(Data section begins)

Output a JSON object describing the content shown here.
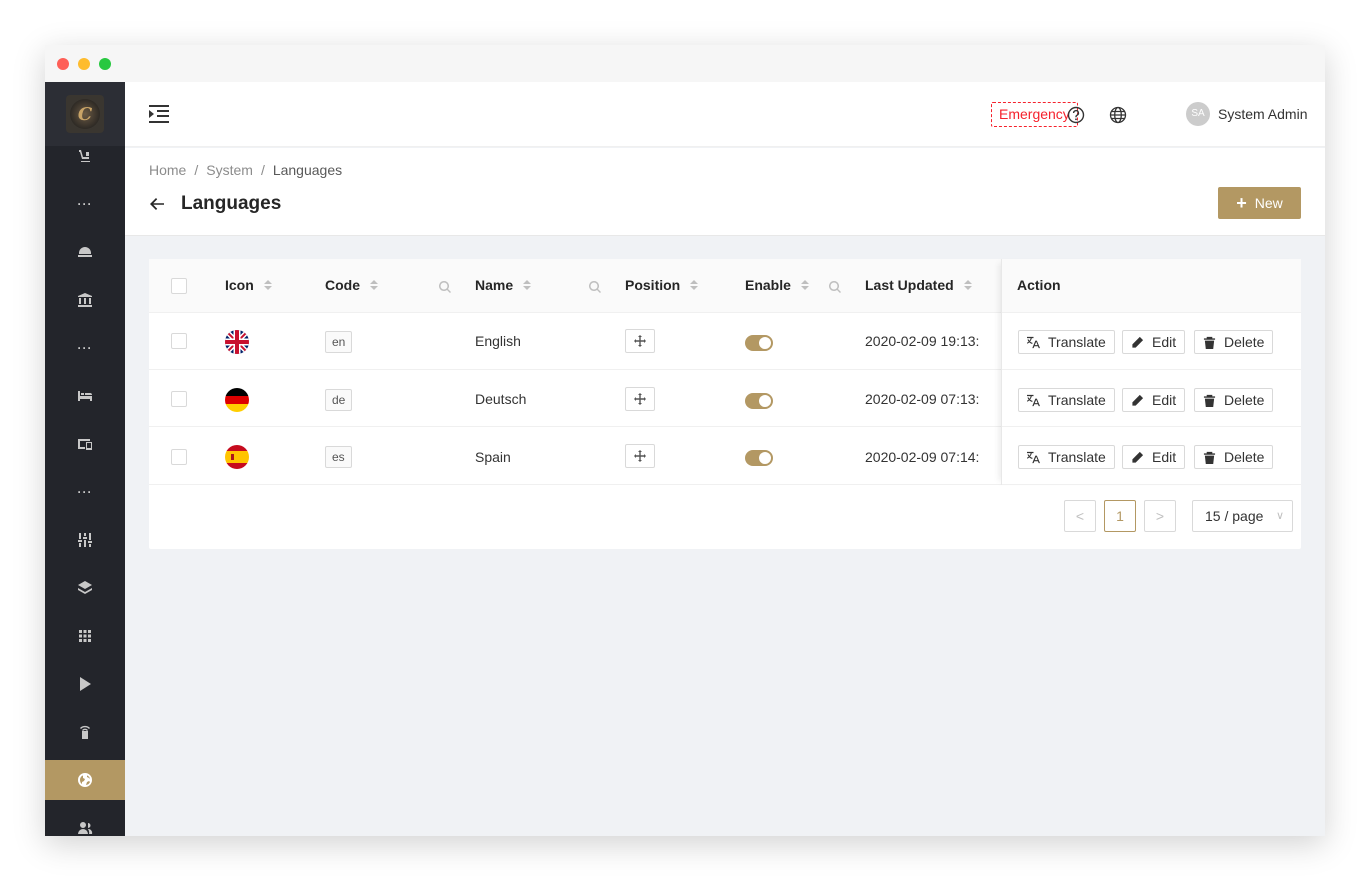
{
  "header": {
    "emergency_label": "Emergency",
    "user_initials": "SA",
    "user_name": "System Admin"
  },
  "breadcrumb": [
    "Home",
    "System",
    "Languages"
  ],
  "page": {
    "title": "Languages",
    "new_label": "New"
  },
  "table": {
    "columns": {
      "icon": "Icon",
      "code": "Code",
      "name": "Name",
      "position": "Position",
      "enable": "Enable",
      "last_updated": "Last Updated",
      "action": "Action"
    },
    "rows": [
      {
        "flag": "uk-flag-icon",
        "code": "en",
        "name": "English",
        "enabled": true,
        "last_updated": "2020-02-09 19:13:",
        "translate": "Translate",
        "edit": "Edit",
        "delete": "Delete"
      },
      {
        "flag": "germany-flag-icon",
        "code": "de",
        "name": "Deutsch",
        "enabled": true,
        "last_updated": "2020-02-09 07:13:",
        "translate": "Translate",
        "edit": "Edit",
        "delete": "Delete"
      },
      {
        "flag": "spain-flag-icon",
        "code": "es",
        "name": "Spain",
        "enabled": true,
        "last_updated": "2020-02-09 07:14:",
        "translate": "Translate",
        "edit": "Edit",
        "delete": "Delete"
      }
    ]
  },
  "pagination": {
    "prev": "<",
    "current": "1",
    "next": ">",
    "page_size": "15 / page"
  },
  "colors": {
    "accent": "#b39863",
    "sidebar": "#23252b",
    "emergency": "#f5222d"
  }
}
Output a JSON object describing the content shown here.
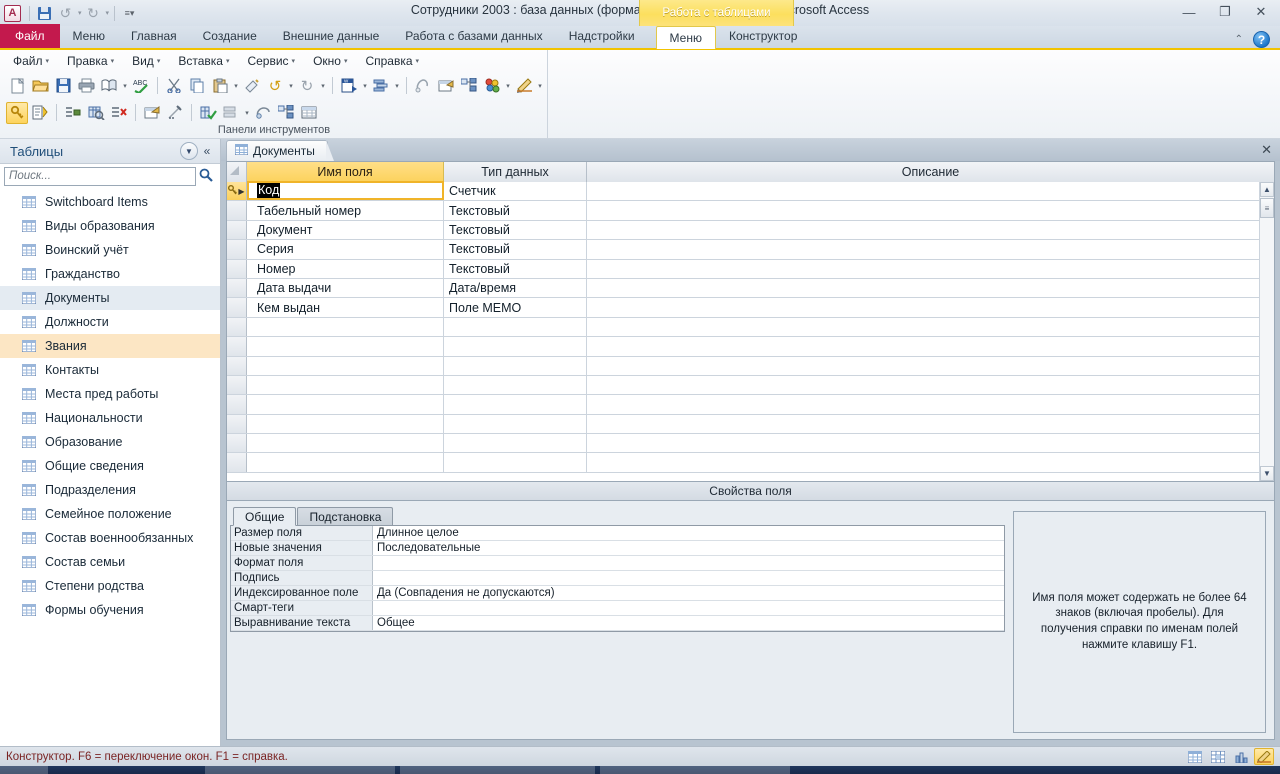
{
  "window": {
    "title": "Сотрудники 2003 : база данных (формат Access 2002 - 2003)  -  Microsoft Access",
    "logo": "A",
    "contextual_group": "Работа с таблицами",
    "minimize": "—",
    "restore": "❐",
    "close": "✕"
  },
  "quick_access": {
    "save": "save-icon",
    "undo": "↺",
    "redo": "↻",
    "customize": "▾"
  },
  "ribbon": {
    "tabs": [
      {
        "label": "Файл",
        "kind": "file"
      },
      {
        "label": "Меню",
        "kind": "normal"
      },
      {
        "label": "Главная",
        "kind": "normal"
      },
      {
        "label": "Создание",
        "kind": "normal"
      },
      {
        "label": "Внешние данные",
        "kind": "normal"
      },
      {
        "label": "Работа с базами данных",
        "kind": "normal"
      },
      {
        "label": "Надстройки",
        "kind": "normal"
      },
      {
        "label": "Меню",
        "kind": "ctx-active"
      },
      {
        "label": "Конструктор",
        "kind": "ctx"
      }
    ],
    "collapse_icon": "⌃",
    "help_icon": "?"
  },
  "legacy_toolbar": {
    "group_label": "Панели инструментов",
    "menus": [
      "Файл",
      "Правка",
      "Вид",
      "Вставка",
      "Сервис",
      "Окно",
      "Справка"
    ],
    "row1_icons": [
      "new-document-icon",
      "open-folder-icon",
      "save-icon",
      "print-icon",
      "print-preview-icon",
      "spellcheck-icon",
      "cut-scissors-icon",
      "copy-icon",
      "paste-icon",
      "format-painter-icon",
      "undo-icon",
      "redo-icon",
      "word-export-icon",
      "analyze-icon",
      "relationships-icon",
      "object-dependencies-icon",
      "new-object-icon",
      "macro-icon",
      "toolbar-options-icon"
    ],
    "row2_icons": [
      "primary-key-icon",
      "build-icon",
      "insert-rows-icon",
      "indexes-icon",
      "delete-rows-icon",
      "properties-icon",
      "lookup-wizard-icon",
      "test-validation-icon",
      "sort-icon",
      "relationships2-icon",
      "new-object2-icon",
      "datasheet-view-icon"
    ]
  },
  "nav_pane": {
    "title": "Таблицы",
    "dropdown_icon": "▼",
    "collapse_icon": "«",
    "search_placeholder": "Поиск...",
    "search_value": "",
    "search_icon": "search-icon",
    "items": [
      {
        "label": "Switchboard Items",
        "state": "normal"
      },
      {
        "label": "Виды образования",
        "state": "normal"
      },
      {
        "label": "Воинский учёт",
        "state": "normal"
      },
      {
        "label": "Гражданство",
        "state": "normal"
      },
      {
        "label": "Документы",
        "state": "open"
      },
      {
        "label": "Должности",
        "state": "normal"
      },
      {
        "label": "Звания",
        "state": "selected"
      },
      {
        "label": "Контакты",
        "state": "normal"
      },
      {
        "label": "Места пред работы",
        "state": "normal"
      },
      {
        "label": "Национальности",
        "state": "normal"
      },
      {
        "label": "Образование",
        "state": "normal"
      },
      {
        "label": "Общие сведения",
        "state": "normal"
      },
      {
        "label": "Подразделения",
        "state": "normal"
      },
      {
        "label": "Семейное положение",
        "state": "normal"
      },
      {
        "label": "Состав военнообязанных",
        "state": "normal"
      },
      {
        "label": "Состав семьи",
        "state": "normal"
      },
      {
        "label": "Степени родства",
        "state": "normal"
      },
      {
        "label": "Формы обучения",
        "state": "normal"
      }
    ]
  },
  "document": {
    "tab_label": "Документы",
    "tab_icon": "table-icon",
    "close_icon": "✕"
  },
  "grid": {
    "headers": {
      "field_name": "Имя поля",
      "data_type": "Тип данных",
      "description": "Описание"
    },
    "rows": [
      {
        "field_name": "Код",
        "data_type": "Счетчик",
        "description": "",
        "primary_key": true,
        "active": true
      },
      {
        "field_name": "Табельный номер",
        "data_type": "Текстовый",
        "description": "",
        "primary_key": false,
        "active": false
      },
      {
        "field_name": "Документ",
        "data_type": "Текстовый",
        "description": "",
        "primary_key": false,
        "active": false
      },
      {
        "field_name": "Серия",
        "data_type": "Текстовый",
        "description": "",
        "primary_key": false,
        "active": false
      },
      {
        "field_name": "Номер",
        "data_type": "Текстовый",
        "description": "",
        "primary_key": false,
        "active": false
      },
      {
        "field_name": "Дата выдачи",
        "data_type": "Дата/время",
        "description": "",
        "primary_key": false,
        "active": false
      },
      {
        "field_name": "Кем выдан",
        "data_type": "Поле MEMO",
        "description": "",
        "primary_key": false,
        "active": false
      }
    ],
    "empty_rows": 8,
    "scroll_up_icon": "▲",
    "scroll_down_icon": "▼"
  },
  "field_properties": {
    "section_label": "Свойства поля",
    "tabs": [
      {
        "label": "Общие",
        "selected": true
      },
      {
        "label": "Подстановка",
        "selected": false
      }
    ],
    "properties": [
      {
        "name": "Размер поля",
        "value": "Длинное целое"
      },
      {
        "name": "Новые значения",
        "value": "Последовательные"
      },
      {
        "name": "Формат поля",
        "value": ""
      },
      {
        "name": "Подпись",
        "value": ""
      },
      {
        "name": "Индексированное поле",
        "value": "Да (Совпадения не допускаются)"
      },
      {
        "name": "Смарт-теги",
        "value": ""
      },
      {
        "name": "Выравнивание текста",
        "value": "Общее"
      }
    ],
    "help_text": "Имя поля может содержать не более 64 знаков (включая пробелы). Для получения справки по именам полей нажмите клавишу F1."
  },
  "status_bar": {
    "text": "Конструктор.  F6 = переключение окон.  F1 = справка.",
    "view_buttons": [
      {
        "name": "datasheet-view",
        "selected": false
      },
      {
        "name": "pivottable-view",
        "selected": false
      },
      {
        "name": "pivotchart-view",
        "selected": false
      },
      {
        "name": "design-view",
        "selected": true
      }
    ]
  },
  "colors": {
    "file_tab": "#c3194d",
    "accent_yellow": "#f2c300",
    "contextual_yellow": "#fcdf5e",
    "nav_title": "#1f4e79",
    "status_text": "#7a2424",
    "selection_black": "#000000",
    "nav_selected": "#fce6c4",
    "nav_open": "#e4ebf2"
  }
}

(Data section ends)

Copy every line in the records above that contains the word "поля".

Response area.
      "field_name": "Имя поля",
    "section_label": "Свойства поля",
        "name": "Размер поля",
        "name": "Формат поля",
    "help_text": "Имя поля может содержать не более 64 знаков (включая пробелы). Для получения справки по именам полей нажмите клавишу F1."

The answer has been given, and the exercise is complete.